Excerpts from an interface dataset:
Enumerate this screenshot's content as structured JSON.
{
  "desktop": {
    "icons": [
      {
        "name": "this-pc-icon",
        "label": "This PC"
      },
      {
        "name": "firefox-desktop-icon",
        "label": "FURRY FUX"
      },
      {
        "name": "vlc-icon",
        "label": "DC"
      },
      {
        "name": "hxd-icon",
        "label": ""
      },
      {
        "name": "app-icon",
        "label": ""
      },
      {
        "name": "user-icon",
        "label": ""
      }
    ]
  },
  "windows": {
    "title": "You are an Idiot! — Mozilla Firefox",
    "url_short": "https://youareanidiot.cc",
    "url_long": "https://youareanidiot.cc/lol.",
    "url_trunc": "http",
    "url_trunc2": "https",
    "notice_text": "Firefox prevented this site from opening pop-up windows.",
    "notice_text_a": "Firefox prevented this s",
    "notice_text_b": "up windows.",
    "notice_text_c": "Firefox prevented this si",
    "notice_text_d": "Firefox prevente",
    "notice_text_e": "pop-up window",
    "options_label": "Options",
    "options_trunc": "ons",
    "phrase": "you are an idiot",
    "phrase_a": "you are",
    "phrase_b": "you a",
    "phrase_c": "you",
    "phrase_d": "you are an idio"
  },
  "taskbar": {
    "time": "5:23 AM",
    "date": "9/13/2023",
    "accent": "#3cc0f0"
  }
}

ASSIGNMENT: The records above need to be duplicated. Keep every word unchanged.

WRITTEN SOLUTION:
Enumerate this screenshot's content as structured JSON.
{
  "desktop": {
    "icons": [
      {
        "name": "this-pc-icon",
        "label": "This PC"
      },
      {
        "name": "firefox-desktop-icon",
        "label": "FURRY FUX"
      },
      {
        "name": "vlc-icon",
        "label": "DC"
      },
      {
        "name": "hxd-icon",
        "label": ""
      },
      {
        "name": "app-icon",
        "label": ""
      },
      {
        "name": "user-icon",
        "label": ""
      }
    ]
  },
  "windows": {
    "title": "You are an Idiot! — Mozilla Firefox",
    "url_short": "https://youareanidiot.cc",
    "url_long": "https://youareanidiot.cc/lol.",
    "url_trunc": "http",
    "url_trunc2": "https",
    "notice_text": "Firefox prevented this site from opening pop-up windows.",
    "notice_text_a": "Firefox prevented this s",
    "notice_text_b": "up windows.",
    "notice_text_c": "Firefox prevented this si",
    "notice_text_d": "Firefox prevente",
    "notice_text_e": "pop-up window",
    "options_label": "Options",
    "options_trunc": "ons",
    "phrase": "you are an idiot",
    "phrase_a": "you are",
    "phrase_b": "you a",
    "phrase_c": "you",
    "phrase_d": "you are an idio"
  },
  "taskbar": {
    "time": "5:23 AM",
    "date": "9/13/2023",
    "accent": "#3cc0f0"
  }
}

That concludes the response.